Problem requirements
In the copy, include every entry exactly but none of its images.

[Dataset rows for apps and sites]
------

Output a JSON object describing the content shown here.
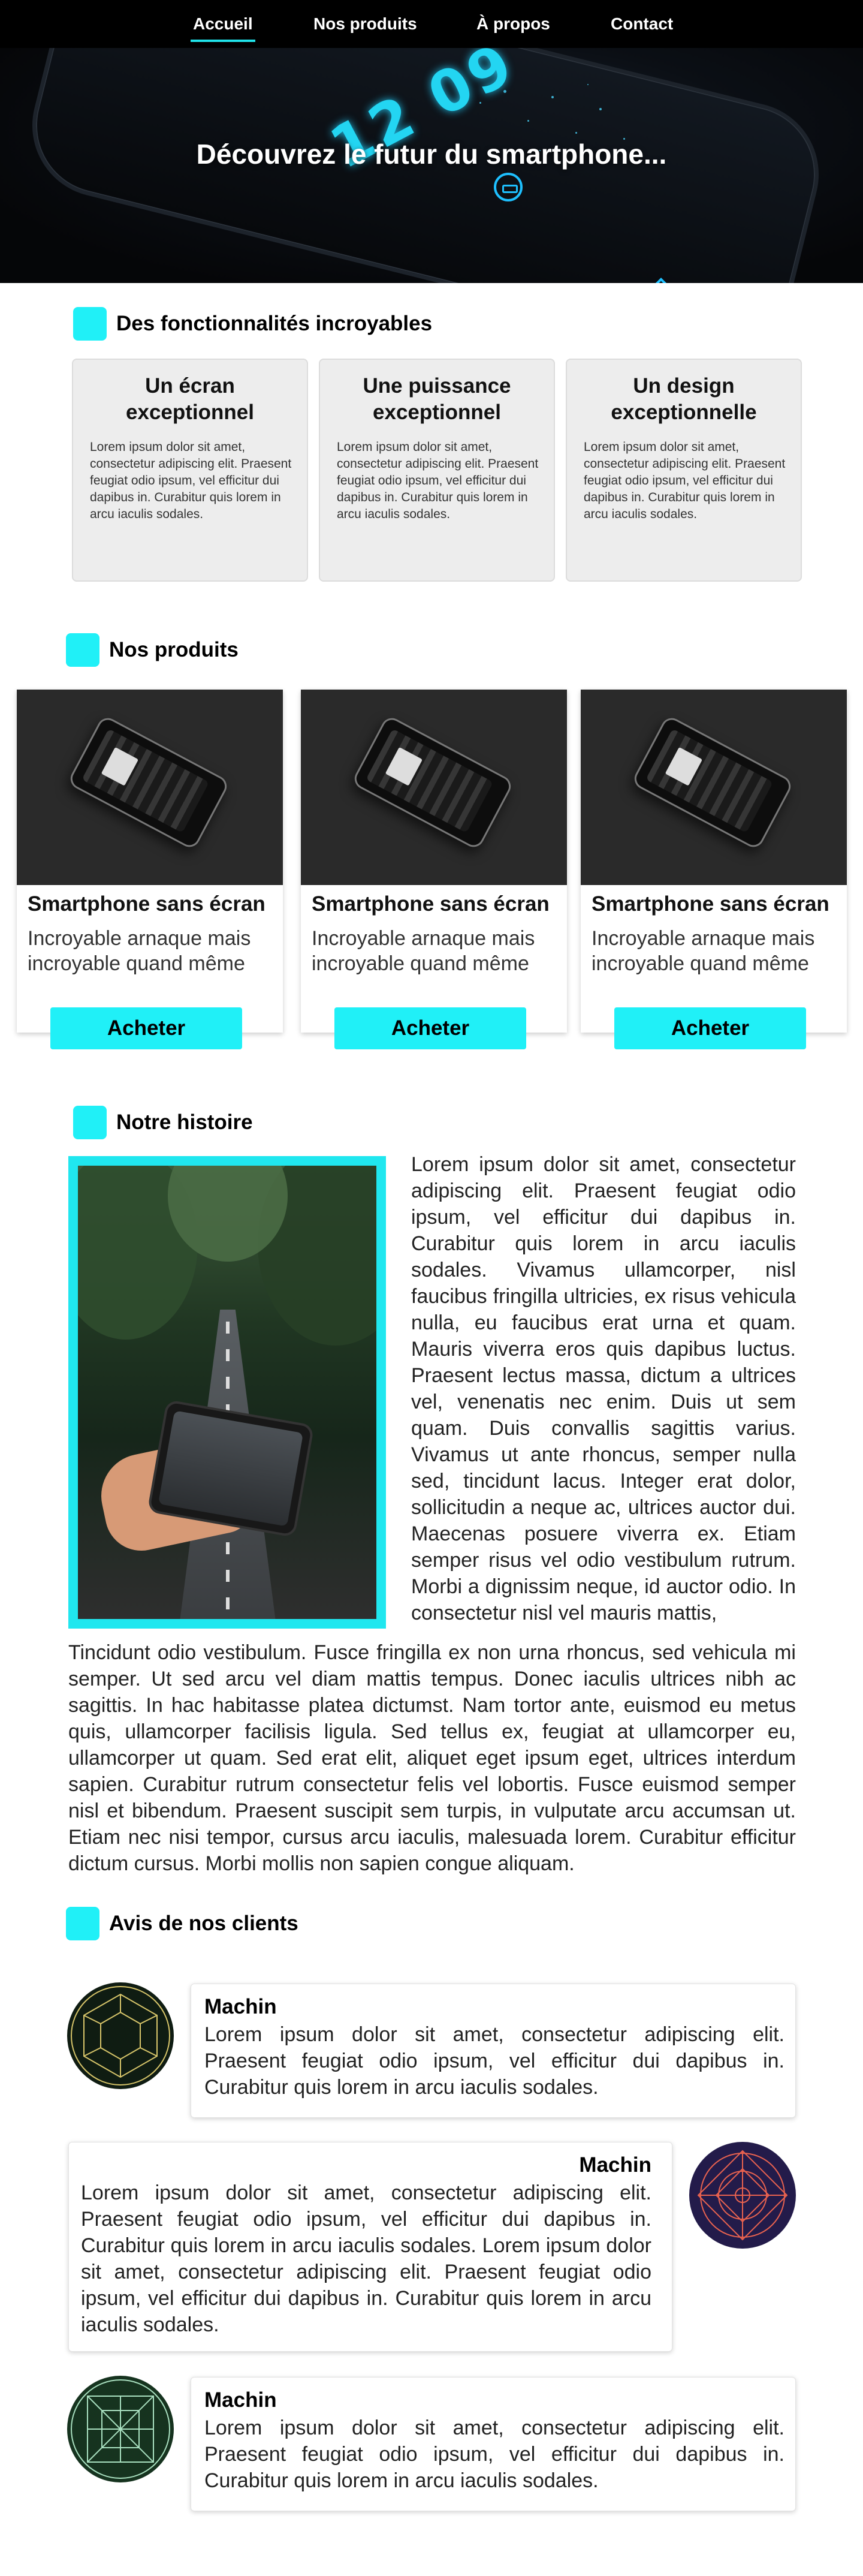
{
  "nav": {
    "items": [
      {
        "label": "Accueil",
        "active": true
      },
      {
        "label": "Nos produits",
        "active": false
      },
      {
        "label": "À propos",
        "active": false
      },
      {
        "label": "Contact",
        "active": false
      }
    ]
  },
  "hero": {
    "title": "Découvrez le futur du smartphone...",
    "clock": "12 09"
  },
  "features": {
    "heading": "Des fonctionnalités incroyables",
    "items": [
      {
        "title": "Un écran exceptionnel",
        "body": "Lorem ipsum dolor sit amet, consectetur adipiscing elit. Praesent feugiat odio ipsum, vel efficitur dui dapibus in. Curabitur quis lorem in arcu iaculis sodales."
      },
      {
        "title": "Une puissance exceptionnel",
        "body": "Lorem ipsum dolor sit amet, consectetur adipiscing elit. Praesent feugiat odio ipsum, vel efficitur dui dapibus in. Curabitur quis lorem in arcu iaculis sodales."
      },
      {
        "title": "Un design exceptionnelle",
        "body": "Lorem ipsum dolor sit amet, consectetur adipiscing elit. Praesent feugiat odio ipsum, vel efficitur dui dapibus in. Curabitur quis lorem in arcu iaculis sodales."
      }
    ]
  },
  "products": {
    "heading": "Nos produits",
    "items": [
      {
        "name": "Smartphone sans écran",
        "description": "Incroyable arnaque mais incroyable quand même",
        "button": "Acheter"
      },
      {
        "name": "Smartphone sans écran",
        "description": "Incroyable arnaque mais incroyable quand même",
        "button": "Acheter"
      },
      {
        "name": "Smartphone sans écran",
        "description": "Incroyable arnaque mais incroyable quand même",
        "button": "Acheter"
      }
    ]
  },
  "story": {
    "heading": "Notre histoire",
    "text_part1": "Lorem ipsum dolor sit amet, consectetur adipiscing elit. Praesent feugiat odio ipsum, vel efficitur dui dapibus in. Curabitur quis lorem in arcu iaculis sodales. Vivamus ullamcorper, nisl faucibus fringilla ultricies, ex risus vehicula nulla, eu faucibus erat urna et quam. Mauris viverra eros quis dapibus luctus. Praesent lectus massa, dictum a ultrices vel, venenatis nec enim. Duis ut sem quam. Duis convallis sagittis varius. Vivamus ut ante rhoncus, semper nulla sed, tincidunt lacus. Integer erat dolor, sollicitudin a neque ac, ultrices auctor dui. Maecenas posuere viverra ex. Etiam semper risus vel odio vestibulum rutrum. Morbi a dignissim neque, id auctor odio. In consectetur nisl vel mauris mattis,",
    "text_part2": "Tincidunt odio vestibulum. Fusce fringilla ex non urna rhoncus, sed vehicula mi semper. Ut sed arcu vel diam mattis tempus. Donec iaculis ultrices nibh ac sagittis. In hac habitasse platea dictumst. Nam tortor ante, euismod eu metus quis, ullamcorper facilisis ligula. Sed tellus ex, feugiat at ullamcorper eu, ullamcorper ut quam. Sed erat elit, aliquet eget ipsum eget, ultrices interdum sapien. Curabitur rutrum consectetur felis vel lobortis. Fusce euismod semper nisl et bibendum. Praesent suscipit sem turpis, in vulputate arcu accumsan ut. Etiam nec nisi tempor, cursus arcu iaculis, malesuada lorem. Curabitur efficitur dictum cursus. Morbi mollis non sapien congue aliquam."
  },
  "reviews": {
    "heading": "Avis de nos clients",
    "items": [
      {
        "name": "Machin",
        "text": "Lorem ipsum dolor sit amet, consectetur adipiscing elit. Praesent feugiat odio ipsum, vel efficitur dui dapibus in. Curabitur quis lorem in arcu iaculis sodales."
      },
      {
        "name": "Machin",
        "text": "Lorem ipsum dolor sit amet, consectetur adipiscing elit. Praesent feugiat odio ipsum, vel efficitur dui dapibus in. Curabitur quis lorem in arcu iaculis sodales. Lorem ipsum dolor sit amet, consectetur adipiscing elit. Praesent feugiat odio ipsum, vel efficitur dui dapibus in. Curabitur quis lorem in arcu iaculis sodales."
      },
      {
        "name": "Machin",
        "text": "Lorem ipsum dolor sit amet, consectetur adipiscing elit. Praesent feugiat odio ipsum, vel efficitur dui dapibus in. Curabitur quis lorem in arcu iaculis sodales."
      }
    ]
  },
  "colors": {
    "accent": "#20f0f7",
    "nav_bg": "#000000",
    "card_bg": "#ededed"
  },
  "icons": [
    "hexagon-pattern-avatar",
    "geometric-circle-avatar",
    "square-pattern-avatar"
  ]
}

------

Result for this exercise
Output a JSON object describing the content shown here.
{
  "nav": {
    "items": [
      {
        "label": "Accueil",
        "active": true
      },
      {
        "label": "Nos produits",
        "active": false
      },
      {
        "label": "À propos",
        "active": false
      },
      {
        "label": "Contact",
        "active": false
      }
    ]
  },
  "hero": {
    "title": "Découvrez le futur du smartphone...",
    "clock": "12 09"
  },
  "features": {
    "heading": "Des fonctionnalités incroyables",
    "items": [
      {
        "title": "Un écran exceptionnel",
        "body": "Lorem ipsum dolor sit amet, consectetur adipiscing elit. Praesent feugiat odio ipsum, vel efficitur dui dapibus in. Curabitur quis lorem in arcu iaculis sodales."
      },
      {
        "title": "Une puissance exceptionnel",
        "body": "Lorem ipsum dolor sit amet, consectetur adipiscing elit. Praesent feugiat odio ipsum, vel efficitur dui dapibus in. Curabitur quis lorem in arcu iaculis sodales."
      },
      {
        "title": "Un design exceptionnelle",
        "body": "Lorem ipsum dolor sit amet, consectetur adipiscing elit. Praesent feugiat odio ipsum, vel efficitur dui dapibus in. Curabitur quis lorem in arcu iaculis sodales."
      }
    ]
  },
  "products": {
    "heading": "Nos produits",
    "items": [
      {
        "name": "Smartphone sans écran",
        "description": "Incroyable arnaque mais incroyable quand même",
        "button": "Acheter"
      },
      {
        "name": "Smartphone sans écran",
        "description": "Incroyable arnaque mais incroyable quand même",
        "button": "Acheter"
      },
      {
        "name": "Smartphone sans écran",
        "description": "Incroyable arnaque mais incroyable quand même",
        "button": "Acheter"
      }
    ]
  },
  "story": {
    "heading": "Notre histoire",
    "text_part1": "Lorem ipsum dolor sit amet, consectetur adipiscing elit. Praesent feugiat odio ipsum, vel efficitur dui dapibus in. Curabitur quis lorem in arcu iaculis sodales. Vivamus ullamcorper, nisl faucibus fringilla ultricies, ex risus vehicula nulla, eu faucibus erat urna et quam. Mauris viverra eros quis dapibus luctus. Praesent lectus massa, dictum a ultrices vel, venenatis nec enim. Duis ut sem quam. Duis convallis sagittis varius. Vivamus ut ante rhoncus, semper nulla sed, tincidunt lacus. Integer erat dolor, sollicitudin a neque ac, ultrices auctor dui. Maecenas posuere viverra ex. Etiam semper risus vel odio vestibulum rutrum. Morbi a dignissim neque, id auctor odio. In consectetur nisl vel mauris mattis,",
    "text_part2": "Tincidunt odio vestibulum. Fusce fringilla ex non urna rhoncus, sed vehicula mi semper. Ut sed arcu vel diam mattis tempus. Donec iaculis ultrices nibh ac sagittis. In hac habitasse platea dictumst. Nam tortor ante, euismod eu metus quis, ullamcorper facilisis ligula. Sed tellus ex, feugiat at ullamcorper eu, ullamcorper ut quam. Sed erat elit, aliquet eget ipsum eget, ultrices interdum sapien. Curabitur rutrum consectetur felis vel lobortis. Fusce euismod semper nisl et bibendum. Praesent suscipit sem turpis, in vulputate arcu accumsan ut. Etiam nec nisi tempor, cursus arcu iaculis, malesuada lorem. Curabitur efficitur dictum cursus. Morbi mollis non sapien congue aliquam."
  },
  "reviews": {
    "heading": "Avis de nos clients",
    "items": [
      {
        "name": "Machin",
        "text": "Lorem ipsum dolor sit amet, consectetur adipiscing elit. Praesent feugiat odio ipsum, vel efficitur dui dapibus in. Curabitur quis lorem in arcu iaculis sodales."
      },
      {
        "name": "Machin",
        "text": "Lorem ipsum dolor sit amet, consectetur adipiscing elit. Praesent feugiat odio ipsum, vel efficitur dui dapibus in. Curabitur quis lorem in arcu iaculis sodales. Lorem ipsum dolor sit amet, consectetur adipiscing elit. Praesent feugiat odio ipsum, vel efficitur dui dapibus in. Curabitur quis lorem in arcu iaculis sodales."
      },
      {
        "name": "Machin",
        "text": "Lorem ipsum dolor sit amet, consectetur adipiscing elit. Praesent feugiat odio ipsum, vel efficitur dui dapibus in. Curabitur quis lorem in arcu iaculis sodales."
      }
    ]
  },
  "colors": {
    "accent": "#20f0f7",
    "nav_bg": "#000000",
    "card_bg": "#ededed"
  },
  "icons": [
    "hexagon-pattern-avatar",
    "geometric-circle-avatar",
    "square-pattern-avatar"
  ]
}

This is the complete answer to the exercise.